Growing up, Amy Tam lied about her father to her friends.
"My parents are just separated," she'd tell her friends at highschool, embarrassed to admit that she didn't know much at all about the paternal side of her family.
It had always been a no-go topic in her household, so much so her mother would get frustrated and upset when she'd bring up the topic.
It had always just been the two of them, but as soon as she started primary school she realised she was different.
WATCH: Amy Tam will appear on Insight tonight. Post continues after video.
"I remember a teacher told the class 'we don't make judgements about people from different families' and everyone turned to me and I was like 'oh, me?' I thought it wasn't such a big deal, but everyone in the class seemed to be attuned to the fact I was different," Amy told Mamamia.
Amy started to become so aware of her lack of 'dad,' it started consume her thoughts. At least her classmates that were from divorced families still knew who their parents were. Most of them still had some kind of contact as well. How could she not even know who hers was?
When she got to high school, she started off being honest with her peers "but I felt like I got such a negative reaction, and people would pity me," said Amy. "So I made up so many lies. No one probably gave [the stories of my dad] the time of day, but I would think about it constantly."

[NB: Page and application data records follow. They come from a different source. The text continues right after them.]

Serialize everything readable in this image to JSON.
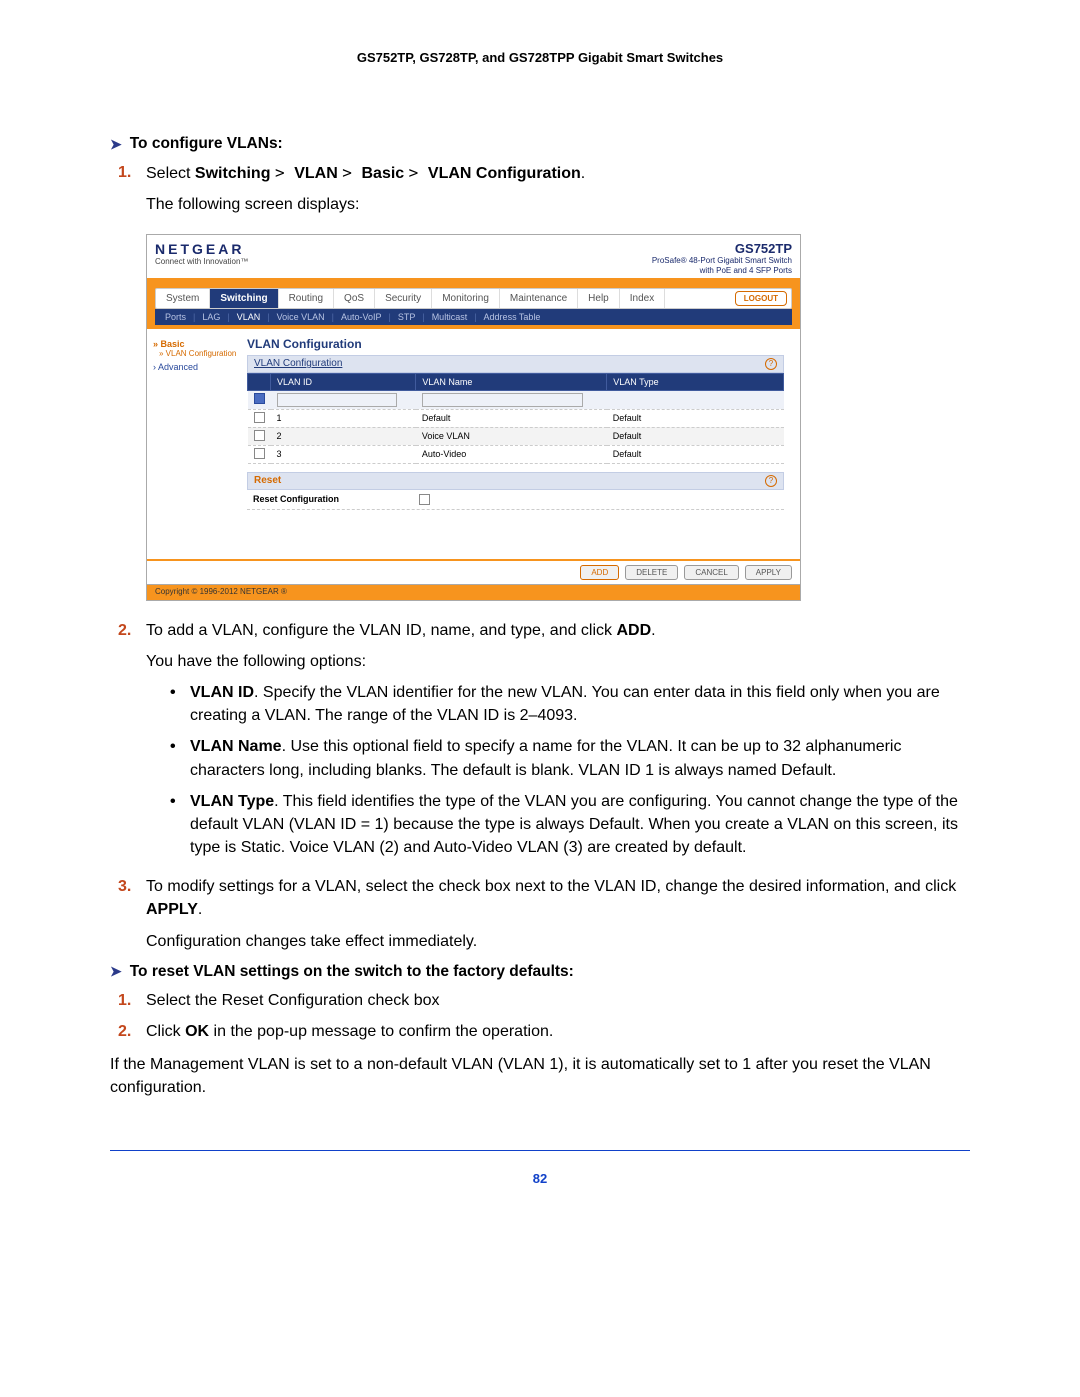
{
  "doc": {
    "header": "GS752TP, GS728TP, and GS728TPP Gigabit Smart Switches",
    "page_number": "82"
  },
  "section1": {
    "title": "To configure VLANs:",
    "step1_a": "Select ",
    "step1_b": "Switching",
    "step1_c": "VLAN",
    "step1_d": "Basic",
    "step1_e": "VLAN Configuration",
    "step1_note": "The following screen displays:",
    "step2_a": "To add a VLAN, configure the VLAN ID, name, and type, and click ",
    "step2_b": "ADD",
    "step2_note": "You have the following options:",
    "bullet1_title": "VLAN ID",
    "bullet1_text": ". Specify the VLAN identifier for the new VLAN. You can enter data in this field only when you are creating a VLAN. The range of the VLAN ID is 2–4093.",
    "bullet2_title": "VLAN Name",
    "bullet2_text": ". Use this optional field to specify a name for the VLAN. It can be up to 32 alphanumeric characters long, including blanks. The default is blank. VLAN ID 1 is always named Default.",
    "bullet3_title": "VLAN Type",
    "bullet3_text": ". This field identifies the type of the VLAN you are configuring. You cannot change the type of the default VLAN (VLAN ID = 1) because the type is always Default. When you create a VLAN on this screen, its type is Static. Voice VLAN (2) and Auto-Video VLAN (3) are created by default.",
    "step3_a": "To modify settings for a VLAN, select the check box next to the VLAN ID, change the desired information, and click ",
    "step3_b": "APPLY",
    "step3_note": "Configuration changes take effect immediately."
  },
  "section2": {
    "title": "To reset VLAN settings on the switch to the factory defaults:",
    "step1": "Select the Reset Configuration check box",
    "step2_a": "Click ",
    "step2_b": "OK",
    "step2_c": " in the pop-up message to confirm the operation.",
    "note": "If the Management VLAN is set to a non-default VLAN (VLAN 1), it is automatically set to 1 after you reset the VLAN configuration."
  },
  "shot": {
    "brand": "NETGEAR",
    "brand_sub": "Connect with Innovation™",
    "model": "GS752TP",
    "model_sub1": "ProSafe® 48-Port Gigabit Smart Switch",
    "model_sub2": "with PoE and 4 SFP Ports",
    "tabs": [
      "System",
      "Switching",
      "Routing",
      "QoS",
      "Security",
      "Monitoring",
      "Maintenance",
      "Help",
      "Index"
    ],
    "logout": "LOGOUT",
    "subnav": [
      "Ports",
      "LAG",
      "VLAN",
      "Voice VLAN",
      "Auto-VoIP",
      "STP",
      "Multicast",
      "Address Table"
    ],
    "leftnav_basic": "Basic",
    "leftnav_vlan": "VLAN Configuration",
    "leftnav_adv": "Advanced",
    "panel_title": "VLAN Configuration",
    "subpanel_title": "VLAN Configuration",
    "cols": {
      "id": "VLAN ID",
      "name": "VLAN Name",
      "type": "VLAN Type"
    },
    "rows": [
      {
        "id": "1",
        "name": "Default",
        "type": "Default"
      },
      {
        "id": "2",
        "name": "Voice VLAN",
        "type": "Default"
      },
      {
        "id": "3",
        "name": "Auto-Video",
        "type": "Default"
      }
    ],
    "reset_title": "Reset",
    "reset_label": "Reset Configuration",
    "buttons": {
      "add": "ADD",
      "delete": "DELETE",
      "cancel": "CANCEL",
      "apply": "APPLY"
    },
    "copyright": "Copyright © 1996-2012 NETGEAR ®"
  }
}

At home, under constant questioning, Amy's mum had, over time, finally given her some bare minimum information: Her dad lived in the UK, one of his parents was Chinese and the other was English, he was vegetarian, and he and her mother had had a short-term relationship that didn't work out because he didn't want kids.